▶ [Task prompt] Set down all the entries again, word for word.

[Data records]
....................

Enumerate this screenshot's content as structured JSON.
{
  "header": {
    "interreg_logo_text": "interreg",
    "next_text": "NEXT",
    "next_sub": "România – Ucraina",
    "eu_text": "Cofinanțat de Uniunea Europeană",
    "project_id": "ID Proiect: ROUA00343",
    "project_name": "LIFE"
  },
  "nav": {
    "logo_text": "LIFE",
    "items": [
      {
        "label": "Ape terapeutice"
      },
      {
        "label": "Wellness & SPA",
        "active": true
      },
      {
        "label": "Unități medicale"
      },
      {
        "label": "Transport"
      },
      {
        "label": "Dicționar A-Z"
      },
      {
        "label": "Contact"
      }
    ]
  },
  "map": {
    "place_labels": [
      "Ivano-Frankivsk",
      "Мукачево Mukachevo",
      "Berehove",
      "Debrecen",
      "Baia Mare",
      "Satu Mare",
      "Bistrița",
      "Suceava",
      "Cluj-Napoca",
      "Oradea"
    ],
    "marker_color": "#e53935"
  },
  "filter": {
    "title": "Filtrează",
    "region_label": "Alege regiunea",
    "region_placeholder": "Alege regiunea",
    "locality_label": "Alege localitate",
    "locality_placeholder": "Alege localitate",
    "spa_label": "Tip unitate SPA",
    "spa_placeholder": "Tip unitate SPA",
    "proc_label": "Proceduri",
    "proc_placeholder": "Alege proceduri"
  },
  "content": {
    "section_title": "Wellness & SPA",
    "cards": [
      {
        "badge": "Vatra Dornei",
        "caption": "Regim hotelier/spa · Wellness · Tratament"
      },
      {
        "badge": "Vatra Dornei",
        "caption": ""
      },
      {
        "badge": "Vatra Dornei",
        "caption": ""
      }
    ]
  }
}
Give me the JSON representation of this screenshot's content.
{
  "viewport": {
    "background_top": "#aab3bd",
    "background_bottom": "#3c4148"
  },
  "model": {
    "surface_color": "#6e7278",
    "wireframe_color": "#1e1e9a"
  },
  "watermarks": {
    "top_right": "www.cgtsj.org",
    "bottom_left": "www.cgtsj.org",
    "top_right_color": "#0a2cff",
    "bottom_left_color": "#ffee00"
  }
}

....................

▶ [Result for this task]
Enumerate this screenshot's content as structured JSON.
{
  "header": {
    "interreg_logo_text": "interreg",
    "next_text": "NEXT",
    "next_sub": "România – Ucraina",
    "eu_text": "Cofinanțat de Uniunea Europeană",
    "project_id": "ID Proiect: ROUA00343",
    "project_name": "LIFE"
  },
  "nav": {
    "logo_text": "LIFE",
    "items": [
      {
        "label": "Ape terapeutice"
      },
      {
        "label": "Wellness & SPA",
        "active": true
      },
      {
        "label": "Unități medicale"
      },
      {
        "label": "Transport"
      },
      {
        "label": "Dicționar A-Z"
      },
      {
        "label": "Contact"
      }
    ]
  },
  "map": {
    "place_labels": [
      "Ivano-Frankivsk",
      "Мукачево Mukachevo",
      "Berehove",
      "Debrecen",
      "Baia Mare",
      "Satu Mare",
      "Bistrița",
      "Suceava",
      "Cluj-Napoca",
      "Oradea"
    ],
    "marker_color": "#e53935"
  },
  "filter": {
    "title": "Filtrează",
    "region_label": "Alege regiunea",
    "region_placeholder": "Alege regiunea",
    "locality_label": "Alege localitate",
    "locality_placeholder": "Alege localitate",
    "spa_label": "Tip unitate SPA",
    "spa_placeholder": "Tip unitate SPA",
    "proc_label": "Proceduri",
    "proc_placeholder": "Alege proceduri"
  },
  "content": {
    "section_title": "Wellness & SPA",
    "cards": [
      {
        "badge": "Vatra Dornei",
        "caption": "Regim hotelier/spa · Wellness · Tratament"
      },
      {
        "badge": "Vatra Dornei",
        "caption": ""
      },
      {
        "badge": "Vatra Dornei",
        "caption": ""
      }
    ]
  }
}
Give me the JSON representation of this screenshot's content.
{
  "viewport": {
    "background_top": "#aab3bd",
    "background_bottom": "#3c4148"
  },
  "model": {
    "surface_color": "#6e7278",
    "wireframe_color": "#1e1e9a"
  },
  "watermarks": {
    "top_right": "www.cgtsj.org",
    "bottom_left": "www.cgtsj.org",
    "top_right_color": "#0a2cff",
    "bottom_left_color": "#ffee00"
  }
}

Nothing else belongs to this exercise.